First, 360° can be displayed on Flickr (I knew that, but had never tried it). Here’s my first panorama on Flickr. Flickr isn’t as good at displaying these as it could be – maybe it will improve in the future. The first problem I noticed is at the very bottom of the photo – directly below the camera. There’s some distortion there that shouldn’t be. Also, it is more difficult to zoom in and out with the mouse scroll wheel, as it usually scrolls the page instead. And it was difficult to go into full-screen mode, and once there I wasn’t always able to pan around the image.
It is possible to display panoramas interactively on WordPress, but only if I pay for a “professional” level. Since I don’t make any money from this site, I can’t really justify doing that. If you wish to see my photo(s) in a better viewer, take a look at it (them) in Roundme. This photo was taken a few days ago while on a cross-country ski outing to the top of Amabilis Mountain. 11+ miles and 2000’+ elevation gain, but the views were totally worth it! What a gorgeous day we had. Here are the rest of the photos I shot that day.
All of the 360° panoramas I have posted in the past were shot by using my DSLR camera mounted to a tripod (or, in one case, handheld). The latest two were shot from a drone from tens of feet to several hundred feet above the ground.
I got my first done 3+ years ago, but it’s a bit too big to take on a backpack or cross-country ski trip.

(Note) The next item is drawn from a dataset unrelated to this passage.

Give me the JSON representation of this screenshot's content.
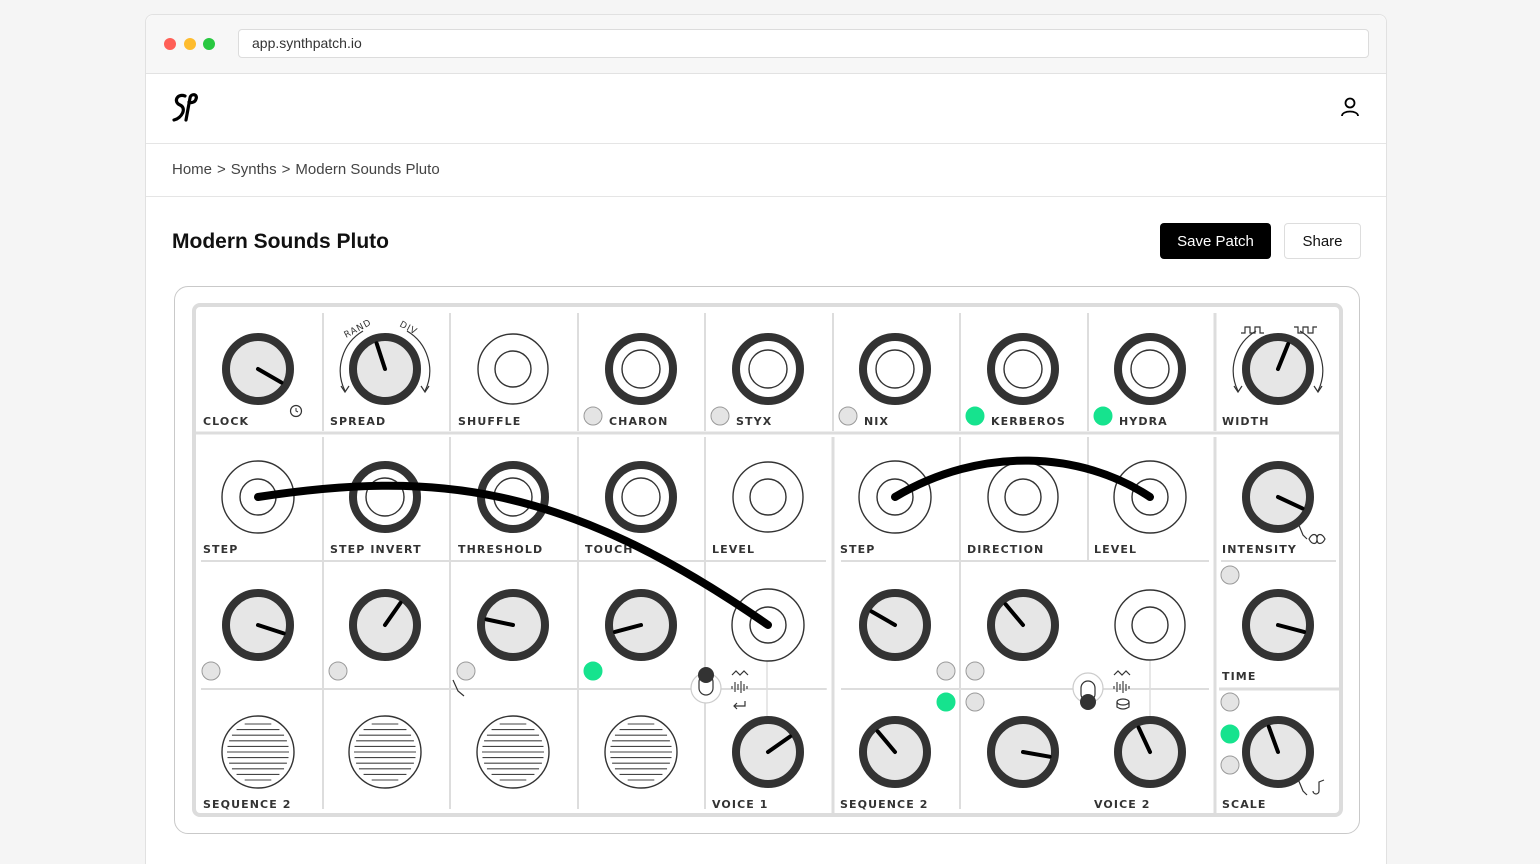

About a month ago I got a much smaller drone that is something I can take along with me. The drone itself weighs about 1/2 pound. I carried it in my backpack on my cross-country ski trip.
The larger drone in the photo above is a DJI Phantom 4 Pro, and the little guy is a DJI Mini 2. Both drones can automatically shoot a series of photos to be stitched into a 360° panorama photo. I then use the program PTGui to stitch the multiple images into a panorama image.
If you are curious, the panorama image is just a regular JPEG file, although it is stretched “a bit” at the top and bottom. As mentioned in my first post, it is exactly twice as wide as it is high – 360° wide and 180º high. The right and left edges join together in the panorama viewer, and the top and bottom edges are compressed to display as a single point – straight above the camera for the top edge and straight below for the bottom edge. Some additional metadata is added to the file so that the viewer program knows how to interpret the file. Here’s what the photo looks like when viewed without a panorama viewer.
There you have it – one more 360° blog post. Next (I hope) I’ll actually finish writing the 3D printer blog I promised a few months ago. Stay tuned!